Instead of head-splitting day-glo, take inspiration from nature with wholesome autumnal tones of brown, beige, green and orange.
“If you have darker or olive toned skin the deeper rich tones of olive, mustard and tobacco will look great,” says Gillifan. “For lighter skin tones with blue or green eyes, choose the washed in versions of these like a sea green, sand and mid brown for a softer look which will suit you better.”
“Earth tones are easy to style as they naturally work well together,” adds Murray. “Try a camel coat with a forest green sweater or a burgundy roll neck under a suit.”
The nano-scale bags felt fun when they first reared their head earlier for spring/summer – the sort of thing you might actually get some use out at an Ibiza pool party, albeit absolutely nowhere else. But for everyday life, especially in autumn/winter? Where do you put your phone? Your spare socks? Your electronic handwarmer?

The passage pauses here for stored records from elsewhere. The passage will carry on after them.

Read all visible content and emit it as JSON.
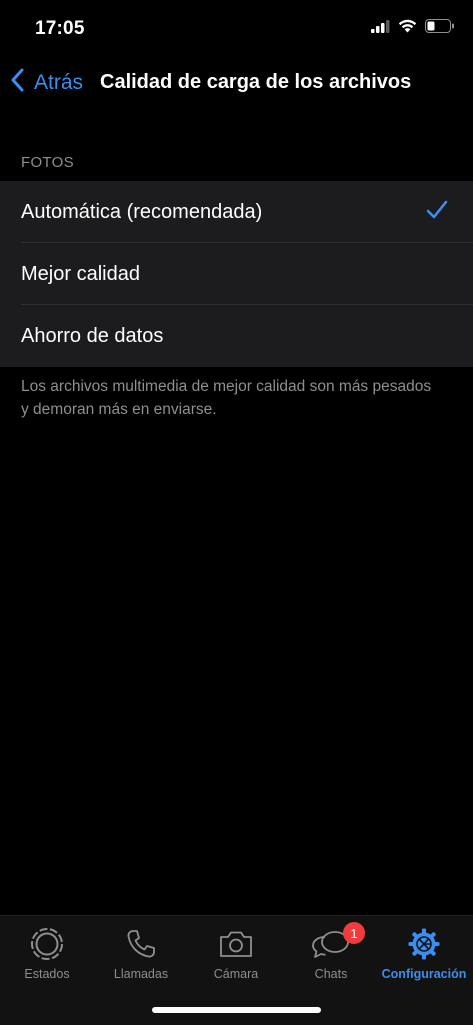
{
  "status_bar": {
    "time": "17:05",
    "icons": [
      "signal-icon",
      "wifi-icon",
      "battery-icon"
    ]
  },
  "nav": {
    "back_label": "Atrás",
    "title": "Calidad de carga de los archivos"
  },
  "section": {
    "header": "FOTOS",
    "options": [
      {
        "label": "Automática (recomendada)",
        "selected": true
      },
      {
        "label": "Mejor calidad",
        "selected": false
      },
      {
        "label": "Ahorro de datos",
        "selected": false
      }
    ],
    "footer": "Los archivos multimedia de mejor calidad son más pesados y demoran más en enviarse."
  },
  "tab_bar": {
    "tabs": [
      {
        "label": "Estados",
        "icon": "status-ring-icon",
        "active": false
      },
      {
        "label": "Llamadas",
        "icon": "phone-icon",
        "active": false
      },
      {
        "label": "Cámara",
        "icon": "camera-icon",
        "active": false
      },
      {
        "label": "Chats",
        "icon": "chat-bubbles-icon",
        "active": false,
        "badge": "1"
      },
      {
        "label": "Configuración",
        "icon": "gear-icon",
        "active": true
      }
    ]
  },
  "colors": {
    "accent": "#3b8ff0",
    "background": "#000000",
    "cell_background": "#1c1c1e",
    "secondary_text": "#8e8e93",
    "badge": "#f23c3c"
  }
}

What To Wear Instead: Big Cross-Body Bags
The perfect antidote to a pointlessly small bag? A big, bolshy cross body. Also known as the bum bag (or, to our American readers, the fanny pack) the cross-body bag has been the sensible man’s holdall of choice for some time. For AW19 bigger is certainly better, but it’s important to keep proportions in mind.
“Find a bag that’s in keeping with your shape and build,” explains Murray “You can definitely go oversized, but don’t let it swamp you.” Those who favour streetwear might consider a chest rig or holster, which amps up the utilitarian feel.